The story of Alvarez’s return to San Diego in 1963 after missing all of spring training and almost the first two months of the season is one that everyone who has ever played baseball has wished they could have lived to tell. “That day I can never forget. I get there, and they came back that night. In the morning, I went to practice. The owner said, ‘I’m going to try some kids. You get some balls, hit, and run, and then in the afternoon you come back with the big team.’ I practice, took a shower, and drank a couple of beers. I figured they would give me a week to practice,” he said. His manager; however, had different plans. “The manager Heffner said. ‘Hey where are you going?’ I said, ‘I’m going to sit in the stands.’ He said, ‘No, come put your uniform and come to the dugout.’ I said, ‘I’m not in shape.’ He said, ‘I want to see you in the dugout.’ I didn’t go to the dugout, I stayed in the bullpen. All game, I was with the pitchers, talking with Jim Maloney,” he said.
Alvarez, who was lounging the in the bullpen the entire game, was totally unprepared for what happened next. “In the 9th inning, the bases are loaded, and Tommy Helms comes to hit. The manager calls timeout. The manager points to the bullpen. The pitchers said, ‘Heffner called you.’ The game was tied. I said, ‘Me, nah, that’s for you.’ They said, ‘That’s gotta be you.’ I face him [Heffner] and said, ‘Me?’ He said, ‘Yeah.’ When I go, people start clapping. Everybody stands up, and all of the people go crazy. I get up, the pitcher was Lew Krausse; he had good stuff. The first pitch, what I saw was woosh! They called a strike! I didn’t see it. He threw hard," recalled Alvarez. "After that, he threw me a curveball. Crazy! As a right handed hitter, I didn’t play ball for six months, keep it fast. He threw a breaking pitch; he gave me a chance to see [it]. When I saw the pitch, it stopped, and it stopped breaking. I go with it, and it was a home run! First swing, home run with the bases loaded. Oh my goodness! I was like a king. It was in the papers, headlines, ‘Fat Borrego wins the game with a home run for the Padres!'”

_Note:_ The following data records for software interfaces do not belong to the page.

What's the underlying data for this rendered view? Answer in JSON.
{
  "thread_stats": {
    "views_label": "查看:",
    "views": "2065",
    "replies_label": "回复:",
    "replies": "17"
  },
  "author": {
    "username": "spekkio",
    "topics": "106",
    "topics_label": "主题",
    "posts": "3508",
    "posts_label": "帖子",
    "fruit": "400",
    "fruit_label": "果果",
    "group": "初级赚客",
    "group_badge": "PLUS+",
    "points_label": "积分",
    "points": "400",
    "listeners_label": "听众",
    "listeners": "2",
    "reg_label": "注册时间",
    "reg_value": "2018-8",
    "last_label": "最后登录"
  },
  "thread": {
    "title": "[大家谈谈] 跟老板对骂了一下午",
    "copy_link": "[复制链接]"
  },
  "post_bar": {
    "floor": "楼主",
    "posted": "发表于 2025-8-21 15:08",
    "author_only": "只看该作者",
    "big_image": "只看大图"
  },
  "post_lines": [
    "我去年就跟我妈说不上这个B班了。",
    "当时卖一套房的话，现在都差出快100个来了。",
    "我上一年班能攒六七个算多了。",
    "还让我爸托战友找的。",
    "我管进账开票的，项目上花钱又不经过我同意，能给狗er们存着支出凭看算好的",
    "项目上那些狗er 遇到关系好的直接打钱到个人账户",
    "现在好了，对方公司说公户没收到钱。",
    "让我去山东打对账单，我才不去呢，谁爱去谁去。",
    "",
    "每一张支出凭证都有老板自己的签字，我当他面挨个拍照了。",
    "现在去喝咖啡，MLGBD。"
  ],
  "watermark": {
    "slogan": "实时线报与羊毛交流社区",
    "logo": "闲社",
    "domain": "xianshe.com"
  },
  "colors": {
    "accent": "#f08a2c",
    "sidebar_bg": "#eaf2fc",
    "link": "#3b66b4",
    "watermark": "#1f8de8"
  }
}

Alvarez played through 1967 in the Reds system, swatting 226 home runs in 12 seasons. He played an additional six seasons in the Mexican League before ending his career in 1973. He was inducted into the Hall of Fame of the Cuban Baseball Players in Exile in 1998. Alvarez was also honored earlier this year in February at a ceremony for the Cuban Sports Hall of Fame at the Big Five Club in Miami.